SHADOW/Landscape With Argonauts
with words by Edgar Allan Poe and Heiner Müller
Sussan Deyhim vocals
René Lussier guitar
Charles Hayward drums, tipan, hand-percussion
Christos Govetas clarinet, chumbush, gardon
Heiner Goebbels keyboards, programming, accordion
Recorded September/October 1990 at Outpost Studio, Stoughton, Massachusetts
Engineer: G. B. Hicks
Produced by Heiner Goebbels
In the annals of the written word, there are chambers of suffering and chambers of joy, but in the mind of Edgar Allan Poe those chambers were one and the same. It is this twisted contradiction that Heiner Goebbels wrings out from the sodden towels of the human body’s myriad expectorations in SHADOW/Landscape With Argonauts. Following the same concept as its German radio play counterpart (only this time in English), for which random people on the street were asked to read a text aloud for later studio manipulation, this fully realized project draws even deeper connections between public and private spheres of communication. Because people’s hesitations and misunderstandings remain lucid in the final mix, we can relate immediately to the balance of confrontation and collaboration that ensues. From these initial unscripted stirrings arises the brilliance of Iranian singer and performance artist Sussan Deyhim, whose voice is a periodic touchstone in the work. “Ye who read” is the first of a handful of exquisite songs, glinting like a metal pushpin holding up the tapestry at large. A backgrounded organ trades plectrum musings with fluttering recitations of Poe, treading a Jon Hassell-like carpet of swampy electronics.

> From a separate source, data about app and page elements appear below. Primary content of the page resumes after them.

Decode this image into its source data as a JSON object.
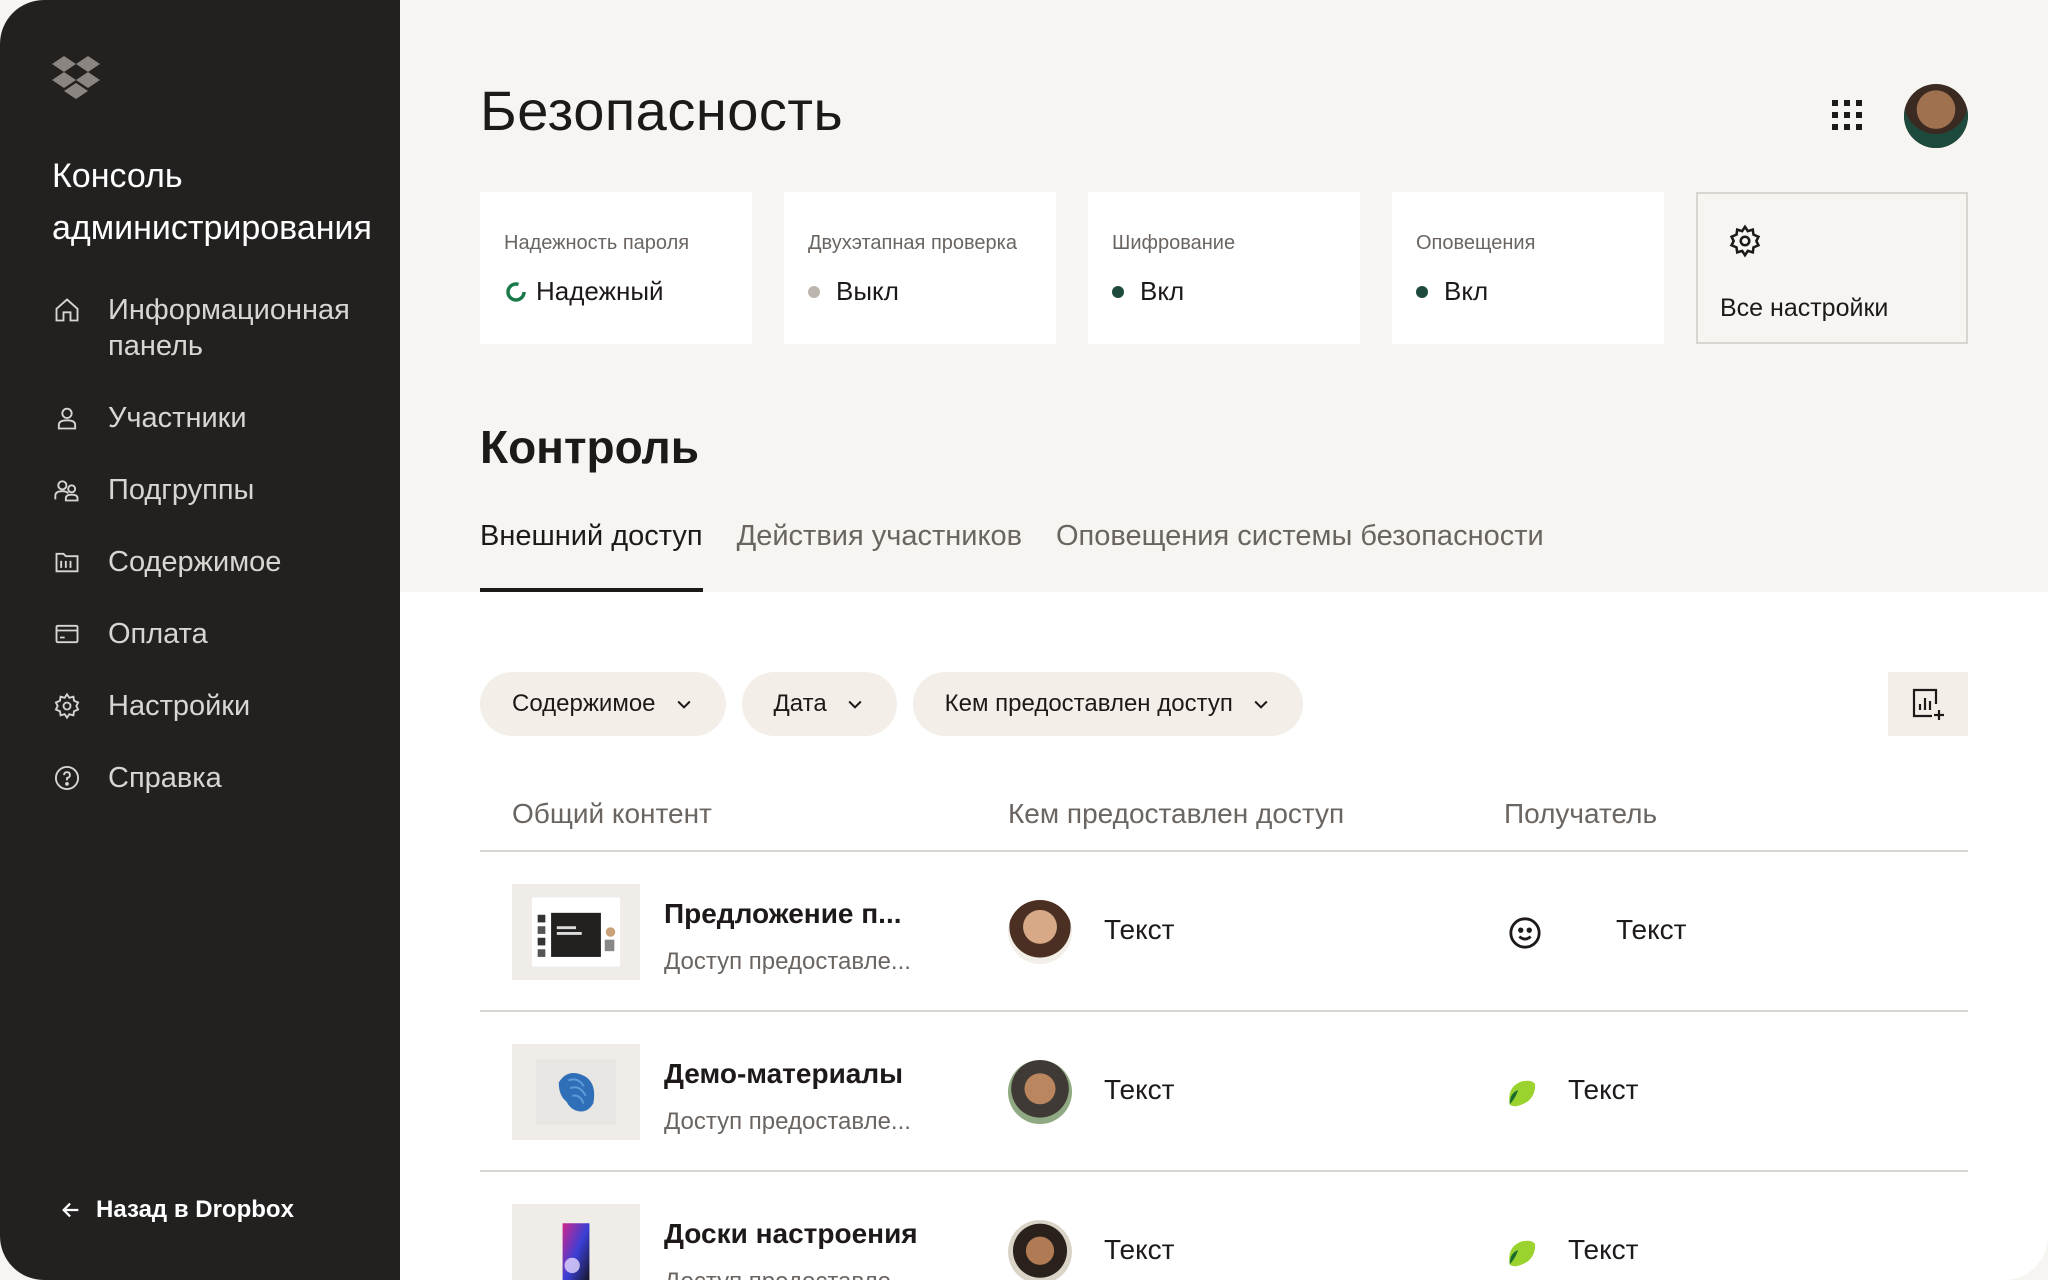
{
  "app": {
    "console_title": "Консоль администрирования",
    "back_label": "Назад в Dropbox"
  },
  "sidebar": {
    "items": [
      {
        "label": "Информационная панель",
        "icon": "home-icon"
      },
      {
        "label": "Участники",
        "icon": "person-icon"
      },
      {
        "label": "Подгруппы",
        "icon": "group-icon"
      },
      {
        "label": "Содержимое",
        "icon": "folder-icon"
      },
      {
        "label": "Оплата",
        "icon": "card-icon"
      },
      {
        "label": "Настройки",
        "icon": "gear-icon"
      },
      {
        "label": "Справка",
        "icon": "help-icon"
      }
    ]
  },
  "header": {
    "title": "Безопасность"
  },
  "cards": [
    {
      "label": "Надежность пароля",
      "value": "Надежный",
      "status_color": "#1a7a4a"
    },
    {
      "label": "Двухэтапная проверка",
      "value": "Выкл",
      "status_color": "#bbb5ae"
    },
    {
      "label": "Шифрование",
      "value": "Вкл",
      "status_color": "#1d4a3c"
    },
    {
      "label": "Оповещения",
      "value": "Вкл",
      "status_color": "#1d4a3c"
    },
    {
      "label": "",
      "value": "Все настройки"
    }
  ],
  "control": {
    "title": "Контроль",
    "tabs": [
      {
        "label": "Внешний доступ",
        "active": true
      },
      {
        "label": "Действия участников",
        "active": false
      },
      {
        "label": "Оповещения системы безопасности",
        "active": false
      }
    ],
    "filters": [
      {
        "label": "Содержимое"
      },
      {
        "label": "Дата"
      },
      {
        "label": "Кем предоставлен доступ"
      }
    ]
  },
  "table": {
    "columns": [
      "Общий контент",
      "Кем предоставлен доступ",
      "Получатель"
    ],
    "rows": [
      {
        "name": "Предложение п...",
        "sub": "Доступ предоставле...",
        "shared_by": "Текст",
        "recipient": "Текст",
        "recipient_icon": "smiley-icon"
      },
      {
        "name": "Демо-материалы",
        "sub": "Доступ предоставле...",
        "shared_by": "Текст",
        "recipient": "Текст",
        "recipient_icon": "leaf-icon"
      },
      {
        "name": "Доски настроения",
        "sub": "Доступ предоставле...",
        "shared_by": "Текст",
        "recipient": "Текст",
        "recipient_icon": "leaf-icon"
      }
    ]
  },
  "colors": {
    "sidebar_bg": "#232120",
    "page_bg": "#f7f5f2",
    "chip_bg": "#f3efe8",
    "accent_green": "#1d4a3c"
  }
}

Sirens of emergency echo in the distance, accompanied by laughter. Public transportation carries us away into the field of indecision that plagues these expressions and the honesty of their disavowal. As impossible as water that burns, it trickles along the throats of fever dreams into vessels shaped like literature. Firecrackers give up themselves in ecstatic pops, marking a year of terror against the celestial auguries of the urban sprawl, each a line on a star map drawn in subway routes. Machines disgorge loose change, grasped by sweaty fingers and thrown into the pockets of the itinerant. Deyhim, ever our internal guide, resolves from a klezmer shadow in “Over some flasks” into messages of many histories. In this environment, happiness is suffocation. And as the sky goes hunting in search of dawn, a distorted hotline breathes its empty promises into the wind. “A dead weight” stencils that rich contralto onto an ululating ocean of ill measure. Acrid squeals echo with the incisiveness of a razor. “No arrival no parking” levels a mocking energy, self-absorbed and self-reflected, spawning the delicate propulsions of “And lo” in a relay of echo and night. A radio dial arches its back toward a faraway jazz session, only to drown in the light of a caravan moon. Shrouded in the smoke of faraway dreams, a clarinet bubbles over into the as-yet-unwritten page.
Fascinating to contemplate are the ways in which Goebbels’s subjects read themselves into the text, as if the sounds of words dictated the constitutions of their bodies, the comportments of their quotidian selves blended into the wing-beats of farewell birds. I can no longer read myself, the music seems to say, so I will let others read in place of me. Anything spoken at the whim of the predetermined will always be at a distance removed.
The rest is poetry.